According to the MIT press release, the structure can steadily pump out steam on a sunny day that is hot enough to sterilize medical equipment, use for cooking and cleaning or for supplying heat to industrial processes. Additionally, the steam can also be collected and condensed to produce desalinated, distilled drinking water.
The device is being seen as a replacement to one of MIT’s previous creations; a sponge-like structure that floated in a container of water, turning the water it absorbed into steam. However, impurities in the water caused the sponge to degrade over time. To counter this problem, the new device is suspended over water rather than submerged in it, to avoid contamination.
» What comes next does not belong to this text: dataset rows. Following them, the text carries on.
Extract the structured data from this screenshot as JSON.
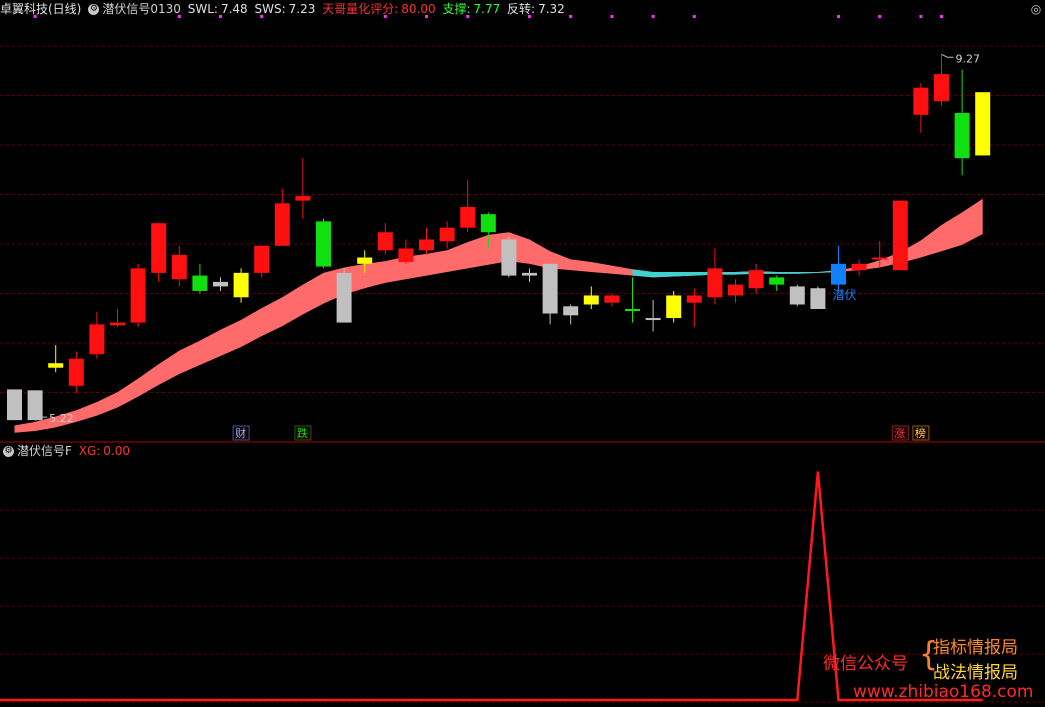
{
  "header_top": {
    "stock": "卓翼科技(日线)",
    "indicator": "潜伏信号0130",
    "swl_label": "SWL:",
    "swl_value": "7.48",
    "sws_label": "SWS:",
    "sws_value": "7.23",
    "score_label": "天哥量化评分:",
    "score_value": "80.00",
    "support_label": "支撑:",
    "support_value": "7.77",
    "reversal_label": "反转:",
    "reversal_value": "7.32"
  },
  "header_bottom": {
    "indicator": "潜伏信号F",
    "xg_label": "XG:",
    "xg_value": "0.00"
  },
  "watermark": {
    "left": "微信公众号",
    "right_top": "指标情报局",
    "right_bottom": "战法情报局",
    "url": "www.zhibiao168.com"
  },
  "colors": {
    "bg": "#000000",
    "grid": "#5a0000",
    "divider": "#b00000",
    "up": "#ff1010",
    "down": "#10e010",
    "yellow": "#ffff00",
    "gray": "#c0c0c0",
    "blue": "#1080ff",
    "band": "#ff6a6a",
    "band_cyan": "#40d0d0",
    "signal": "#ff1a1a"
  },
  "chart_data": [
    {
      "type": "candlestick",
      "title": "卓翼科技(日线)",
      "ylim": [
        5.0,
        9.45
      ],
      "candles": [
        {
          "open": 5.56,
          "close": 5.22,
          "high": 5.56,
          "low": 5.22,
          "color": "gray"
        },
        {
          "open": 5.55,
          "close": 5.22,
          "high": 5.55,
          "low": 5.22,
          "color": "gray"
        },
        {
          "open": 5.85,
          "close": 5.8,
          "high": 6.05,
          "low": 5.75,
          "color": "yellow"
        },
        {
          "open": 5.6,
          "close": 5.9,
          "high": 5.98,
          "low": 5.52,
          "color": "red"
        },
        {
          "open": 5.95,
          "close": 6.28,
          "high": 6.42,
          "low": 5.9,
          "color": "red"
        },
        {
          "open": 6.27,
          "close": 6.3,
          "high": 6.45,
          "low": 6.25,
          "color": "red"
        },
        {
          "open": 6.3,
          "close": 6.9,
          "high": 6.95,
          "low": 6.25,
          "color": "red"
        },
        {
          "open": 6.85,
          "close": 7.4,
          "high": 7.4,
          "low": 6.75,
          "color": "red"
        },
        {
          "open": 6.78,
          "close": 7.05,
          "high": 7.15,
          "low": 6.7,
          "color": "red"
        },
        {
          "open": 6.65,
          "close": 6.82,
          "high": 6.95,
          "low": 6.62,
          "color": "green"
        },
        {
          "open": 6.7,
          "close": 6.75,
          "high": 6.8,
          "low": 6.65,
          "color": "gray"
        },
        {
          "open": 6.85,
          "close": 6.58,
          "high": 6.9,
          "low": 6.52,
          "color": "yellow"
        },
        {
          "open": 6.85,
          "close": 7.15,
          "high": 7.15,
          "low": 6.8,
          "color": "red"
        },
        {
          "open": 7.15,
          "close": 7.62,
          "high": 7.78,
          "low": 7.15,
          "color": "red"
        },
        {
          "open": 7.65,
          "close": 7.7,
          "high": 8.12,
          "low": 7.45,
          "color": "red"
        },
        {
          "open": 7.42,
          "close": 6.92,
          "high": 7.45,
          "low": 6.9,
          "color": "green"
        },
        {
          "open": 6.85,
          "close": 6.3,
          "high": 6.9,
          "low": 6.3,
          "color": "gray"
        },
        {
          "open": 6.95,
          "close": 7.02,
          "high": 7.1,
          "low": 6.85,
          "color": "yellow"
        },
        {
          "open": 7.1,
          "close": 7.3,
          "high": 7.4,
          "low": 7.05,
          "color": "red"
        },
        {
          "open": 6.97,
          "close": 7.12,
          "high": 7.22,
          "low": 6.95,
          "color": "red"
        },
        {
          "open": 7.1,
          "close": 7.22,
          "high": 7.35,
          "low": 7.05,
          "color": "red"
        },
        {
          "open": 7.2,
          "close": 7.35,
          "high": 7.42,
          "low": 7.12,
          "color": "red"
        },
        {
          "open": 7.35,
          "close": 7.58,
          "high": 7.88,
          "low": 7.3,
          "color": "red"
        },
        {
          "open": 7.5,
          "close": 7.3,
          "high": 7.52,
          "low": 7.12,
          "color": "green"
        },
        {
          "open": 7.22,
          "close": 6.82,
          "high": 7.25,
          "low": 6.8,
          "color": "gray"
        },
        {
          "open": 6.85,
          "close": 6.82,
          "high": 6.9,
          "low": 6.75,
          "color": "gray"
        },
        {
          "open": 6.95,
          "close": 6.4,
          "high": 6.95,
          "low": 6.28,
          "color": "gray"
        },
        {
          "open": 6.48,
          "close": 6.38,
          "high": 6.5,
          "low": 6.28,
          "color": "gray"
        },
        {
          "open": 6.5,
          "close": 6.6,
          "high": 6.7,
          "low": 6.45,
          "color": "yellow"
        },
        {
          "open": 6.6,
          "close": 6.52,
          "high": 6.62,
          "low": 6.48,
          "color": "red"
        },
        {
          "open": 6.45,
          "close": 6.45,
          "high": 6.8,
          "low": 6.3,
          "color": "green"
        },
        {
          "open": 6.35,
          "close": 6.35,
          "high": 6.55,
          "low": 6.2,
          "color": "gray"
        },
        {
          "open": 6.6,
          "close": 6.35,
          "high": 6.65,
          "low": 6.3,
          "color": "yellow"
        },
        {
          "open": 6.52,
          "close": 6.6,
          "high": 6.68,
          "low": 6.25,
          "color": "red"
        },
        {
          "open": 6.58,
          "close": 6.9,
          "high": 7.12,
          "low": 6.5,
          "color": "red"
        },
        {
          "open": 6.6,
          "close": 6.72,
          "high": 6.78,
          "low": 6.52,
          "color": "red"
        },
        {
          "open": 6.68,
          "close": 6.88,
          "high": 6.95,
          "low": 6.62,
          "color": "red"
        },
        {
          "open": 6.8,
          "close": 6.72,
          "high": 6.82,
          "low": 6.65,
          "color": "green"
        },
        {
          "open": 6.7,
          "close": 6.5,
          "high": 6.72,
          "low": 6.48,
          "color": "gray"
        },
        {
          "open": 6.68,
          "close": 6.45,
          "high": 6.7,
          "low": 6.45,
          "color": "gray"
        },
        {
          "open": 6.72,
          "close": 6.95,
          "high": 7.15,
          "low": 6.65,
          "color": "blue"
        },
        {
          "open": 6.88,
          "close": 6.95,
          "high": 7.0,
          "low": 6.82,
          "color": "red"
        },
        {
          "open": 7.0,
          "close": 7.02,
          "high": 7.2,
          "low": 6.9,
          "color": "red"
        },
        {
          "open": 6.88,
          "close": 7.65,
          "high": 7.65,
          "low": 6.88,
          "color": "red"
        },
        {
          "open": 8.6,
          "close": 8.9,
          "high": 8.95,
          "low": 8.4,
          "color": "red"
        },
        {
          "open": 8.75,
          "close": 9.05,
          "high": 9.27,
          "low": 8.7,
          "color": "red"
        },
        {
          "open": 8.62,
          "close": 8.12,
          "high": 9.1,
          "low": 7.93,
          "color": "green"
        },
        {
          "open": 8.15,
          "close": 8.85,
          "high": 8.85,
          "low": 8.15,
          "color": "yellow"
        }
      ],
      "band_upper": [
        5.16,
        5.2,
        5.26,
        5.33,
        5.42,
        5.53,
        5.68,
        5.84,
        5.99,
        6.1,
        6.22,
        6.33,
        6.46,
        6.58,
        6.72,
        6.85,
        6.91,
        6.95,
        6.98,
        7.03,
        7.06,
        7.1,
        7.19,
        7.27,
        7.3,
        7.22,
        7.09,
        7.0,
        6.97,
        6.93,
        6.89,
        6.86,
        6.86,
        6.86,
        6.86,
        6.86,
        6.87,
        6.86,
        6.86,
        6.86,
        6.88,
        6.92,
        6.99,
        7.08,
        7.21,
        7.38,
        7.52,
        7.67
      ],
      "band_lower": [
        5.08,
        5.1,
        5.14,
        5.2,
        5.27,
        5.36,
        5.48,
        5.61,
        5.73,
        5.83,
        5.93,
        6.03,
        6.15,
        6.26,
        6.39,
        6.51,
        6.61,
        6.68,
        6.74,
        6.78,
        6.82,
        6.86,
        6.9,
        6.94,
        6.98,
        6.95,
        6.9,
        6.88,
        6.86,
        6.84,
        6.82,
        6.8,
        6.81,
        6.82,
        6.83,
        6.83,
        6.84,
        6.84,
        6.84,
        6.85,
        6.86,
        6.88,
        6.91,
        6.96,
        7.02,
        7.09,
        7.16,
        7.28
      ],
      "band_cyan_range": [
        30,
        40
      ],
      "annotations": [
        {
          "text": "9.27",
          "index": 45,
          "value": 9.27
        },
        {
          "text": "5.22",
          "index": 1,
          "value": 5.22
        },
        {
          "text": "潜伏",
          "index": 40,
          "value": 6.76,
          "color": "#1080ff"
        }
      ],
      "markers": [
        {
          "text": "财",
          "index": 11,
          "color": "#7fb8ff",
          "border": "#2a5da0"
        },
        {
          "text": "跌",
          "index": 14,
          "color": "#10e010",
          "border": "#106010"
        },
        {
          "text": "涨",
          "index": 43,
          "color": "#ff3a3a",
          "border": "#802020"
        },
        {
          "text": "榜",
          "index": 44,
          "color": "#ffd43a",
          "border": "#806020"
        }
      ],
      "top_dots_index": [
        1,
        8,
        10,
        12,
        18,
        20,
        22,
        25,
        27,
        29,
        31,
        33,
        40,
        42,
        44,
        45
      ]
    },
    {
      "type": "line",
      "title": "潜伏信号F",
      "series": [
        {
          "name": "XG",
          "values": [
            0,
            0,
            0,
            0,
            0,
            0,
            0,
            0,
            0,
            0,
            0,
            0,
            0,
            0,
            0,
            0,
            0,
            0,
            0,
            0,
            0,
            0,
            0,
            0,
            0,
            0,
            0,
            0,
            0,
            0,
            0,
            0,
            0,
            0,
            0,
            0,
            0,
            0,
            0,
            1,
            0,
            0,
            0,
            0,
            0,
            0,
            0,
            0
          ]
        }
      ],
      "ylim": [
        0,
        1.05
      ]
    }
  ]
}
“It’s a completely passive system — you just leave it outside to absorb sunlight,” says Thomas Cooper, assistant professor of mechanical engineering at York University, who led the work as a postdoc at MIT. “You could scale this up to something that could be used in remote climates to generate enough drinking water for a family, or sterilize equipment for one operating room.”
The device’s dimensions are similar to those of a small tablet device and it’s structure is somewhat sandwich-like. The top layer is made of a metal ceramic composite which absorbs the sun’s energy efficiently. The bottom layer is coated with a material which allows it to emit the absorbed energy to the water below. Once the water reaches its boiling point (100 degrees Celsius), steam rises into the device where it is funnelled through its middle layer. This layer is made of reticulated carbon foam, which heats the steam beyond water’s boiling point before it is pumped out through a tube. The entire setup is encased in a polymer enclosure to prevent heat from escaping and ensuring maximum efficiency.
“It’s this clever engineering of different materials and how they’re arranged that allows us to achieve reasonably high efficiencies with this noncontact arrangement,” Cooper says.